Song Of The Year
Winner: Willie Nelson, "Always On My Mind"
Donald Fagen, "I.G.Y. (What A Beautiful World)"
Paul McCartney And Stevie Wonder, "Ebony & Ivory"
Survivor, "Eye Of The Tiger"
Toto, "Rosanna"

"Always On My Mind" (written by Johnny Christopher, Mark James and Wayne Carson) became the first song to win both Song Of The Year and Best Country Song since Bobby Russell's "Little Green Apples" took both awards in 1968. McCartney, who won Song Of The Year with John Lennon for "Michelle" in 1966, was nominated for "Ebony And Ivory." "I.G.Y. (What A Beautiful World)" marked the first Song Of The Year award for Fagen. The other two nominated songs were written by members of the groups that made them hits: "Eye Of The Tiger," written by Survivor's Frankie Sullivan and Jim Peterik;; and "Rosanna," written by Toto's David Paich. Featured in the hit movie Rocky III, "Eye Of The Tiger" won Best Rock Performance By A Duo Or Group With Vocals honors and was also nominated for an Academy Award.



Best New Artist
Winner: Men At Work
Asia
Jennifer Holliday
Human League
Stray Cats

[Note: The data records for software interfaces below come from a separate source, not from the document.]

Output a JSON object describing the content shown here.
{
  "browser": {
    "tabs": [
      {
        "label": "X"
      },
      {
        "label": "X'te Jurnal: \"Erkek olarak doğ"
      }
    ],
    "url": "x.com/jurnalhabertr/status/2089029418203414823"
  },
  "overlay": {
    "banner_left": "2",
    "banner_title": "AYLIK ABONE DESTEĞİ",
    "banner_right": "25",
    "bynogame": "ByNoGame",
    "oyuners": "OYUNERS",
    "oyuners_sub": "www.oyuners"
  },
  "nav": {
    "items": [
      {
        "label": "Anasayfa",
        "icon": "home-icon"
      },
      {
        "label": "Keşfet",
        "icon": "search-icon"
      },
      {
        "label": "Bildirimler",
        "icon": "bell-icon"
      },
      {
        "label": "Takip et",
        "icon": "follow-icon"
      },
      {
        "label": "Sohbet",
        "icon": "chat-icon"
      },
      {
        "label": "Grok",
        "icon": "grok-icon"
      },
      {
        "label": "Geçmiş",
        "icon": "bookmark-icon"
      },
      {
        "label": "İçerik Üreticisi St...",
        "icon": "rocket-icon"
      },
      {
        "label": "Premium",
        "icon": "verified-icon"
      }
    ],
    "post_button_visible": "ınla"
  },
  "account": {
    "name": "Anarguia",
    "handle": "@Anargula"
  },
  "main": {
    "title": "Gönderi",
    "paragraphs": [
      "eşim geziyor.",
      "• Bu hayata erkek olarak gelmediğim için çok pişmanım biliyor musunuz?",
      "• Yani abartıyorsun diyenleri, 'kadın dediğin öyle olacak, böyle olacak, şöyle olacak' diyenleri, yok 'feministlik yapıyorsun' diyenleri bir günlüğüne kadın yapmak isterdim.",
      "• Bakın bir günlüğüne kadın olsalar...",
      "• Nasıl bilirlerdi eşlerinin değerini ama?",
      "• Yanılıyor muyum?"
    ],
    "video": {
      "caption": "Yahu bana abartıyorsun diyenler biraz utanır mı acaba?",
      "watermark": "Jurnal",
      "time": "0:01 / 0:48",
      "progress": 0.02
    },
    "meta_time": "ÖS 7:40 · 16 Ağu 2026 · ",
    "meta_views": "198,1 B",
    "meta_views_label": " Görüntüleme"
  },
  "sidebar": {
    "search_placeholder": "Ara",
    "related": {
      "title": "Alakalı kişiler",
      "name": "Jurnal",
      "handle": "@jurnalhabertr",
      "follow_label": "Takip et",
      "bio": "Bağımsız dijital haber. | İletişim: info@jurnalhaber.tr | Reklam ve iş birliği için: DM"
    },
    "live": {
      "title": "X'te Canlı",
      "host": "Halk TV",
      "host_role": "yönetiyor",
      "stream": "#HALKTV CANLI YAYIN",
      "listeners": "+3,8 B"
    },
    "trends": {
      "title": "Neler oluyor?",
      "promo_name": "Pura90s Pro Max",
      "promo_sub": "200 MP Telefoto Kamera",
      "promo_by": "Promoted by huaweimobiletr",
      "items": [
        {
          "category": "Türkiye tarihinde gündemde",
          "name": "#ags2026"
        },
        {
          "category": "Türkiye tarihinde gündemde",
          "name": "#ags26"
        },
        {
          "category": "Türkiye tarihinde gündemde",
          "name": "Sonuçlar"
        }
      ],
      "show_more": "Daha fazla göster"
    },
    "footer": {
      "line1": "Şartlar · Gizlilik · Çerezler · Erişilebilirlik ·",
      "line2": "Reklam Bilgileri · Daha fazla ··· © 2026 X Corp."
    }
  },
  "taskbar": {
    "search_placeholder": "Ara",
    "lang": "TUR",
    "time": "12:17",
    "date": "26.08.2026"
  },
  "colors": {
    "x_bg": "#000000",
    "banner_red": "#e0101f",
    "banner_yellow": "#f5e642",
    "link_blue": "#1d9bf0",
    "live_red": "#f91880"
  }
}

Australia's Men At Work, who topped the Billboard Hot 100 with their hits "Who Can It Be Now?" and "Down Under," took the award for Best New Artist. Asia, comprising former members of Emerson, Lake & Palmer, King Crimson and Yes, was also nominated. Asia's chart-topping debut album spawned the hits "Heat Of The Moment" and "Only Time Will Tell." The field also included Human League, an English group who topped the chart with "Don't You Want Me"; Stray Cats, a rockabilly trio from New York who scored such hits as "Rock This Town" and "Stray Cat Strut"; and Holliday, who became the toast of Broadway (and won a Tony Award for best actress in a musical) with her performance in "Dreamgirls." She won a GRAMMY for Best R&B Vocal Performance, Female for her performance of the musical's signature song, "And I Am Telling You I'm Not Going."

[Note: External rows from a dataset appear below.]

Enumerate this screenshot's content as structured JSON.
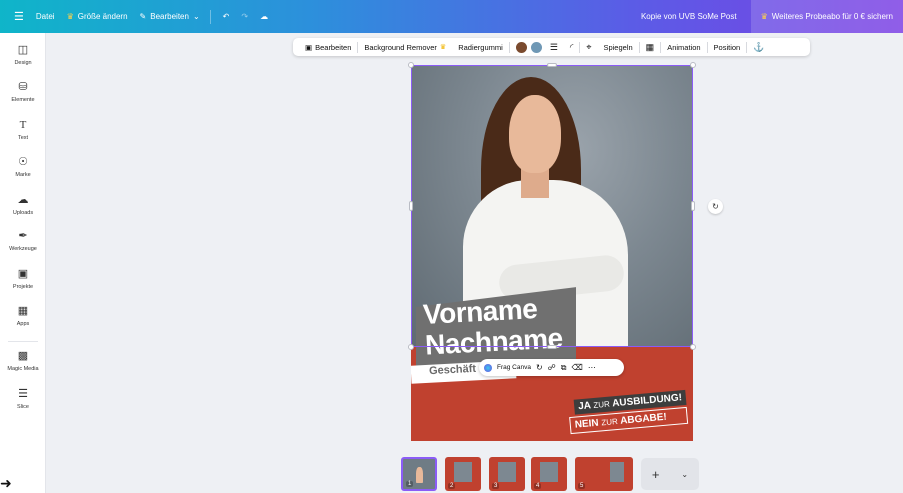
{
  "topbar": {
    "menu_icon": "hamburger-icon",
    "file": "Datei",
    "resize": "Größe ändern",
    "edit": "Bearbeiten",
    "document_title": "Kopie von UVB SoMe Post",
    "trial": "Weiteres Probeabo für 0 € sichern"
  },
  "sidebar": {
    "items": [
      {
        "label": "Design",
        "icon": "layout-icon"
      },
      {
        "label": "Elemente",
        "icon": "shapes-icon"
      },
      {
        "label": "Text",
        "icon": "text-icon"
      },
      {
        "label": "Marke",
        "icon": "brand-icon"
      },
      {
        "label": "Uploads",
        "icon": "cloud-upload-icon"
      },
      {
        "label": "Werkzeuge",
        "icon": "brush-icon"
      },
      {
        "label": "Projekte",
        "icon": "folder-icon"
      },
      {
        "label": "Apps",
        "icon": "apps-icon"
      },
      {
        "label": "Magic Media",
        "icon": "magic-media-icon"
      },
      {
        "label": "Slice",
        "icon": "slice-icon"
      }
    ]
  },
  "context_toolbar": {
    "edit": "Bearbeiten",
    "bg_remover": "Background Remover",
    "eraser": "Radiergummi",
    "color1": "#7a4a2e",
    "color2": "#6f98b5",
    "flip": "Spiegeln",
    "animation": "Animation",
    "position": "Position"
  },
  "canvas": {
    "first_name": "Vorname",
    "last_name": "Nachname",
    "subtitle": "Geschäft",
    "slogan_yes_strong": "JA",
    "slogan_yes_small": "ZUR",
    "slogan_yes_end": "AUSBILDUNG!",
    "slogan_no_strong": "NEIN",
    "slogan_no_small": "ZUR",
    "slogan_no_end": "ABGABE!",
    "accent": "#c0412f",
    "selection": "#8b5cf6"
  },
  "element_toolbar": {
    "ask_canva": "Frag Canva"
  },
  "pages": [
    "1",
    "2",
    "3",
    "4",
    "5"
  ]
}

Come back to GRAMMY.com Jan. 24 as we revisit the 30th Annual GRAMMY Awards. Meanwhile, visit The Recording Academy's social networks on Facebook and Twitter for updates and breaking GRAMMY news.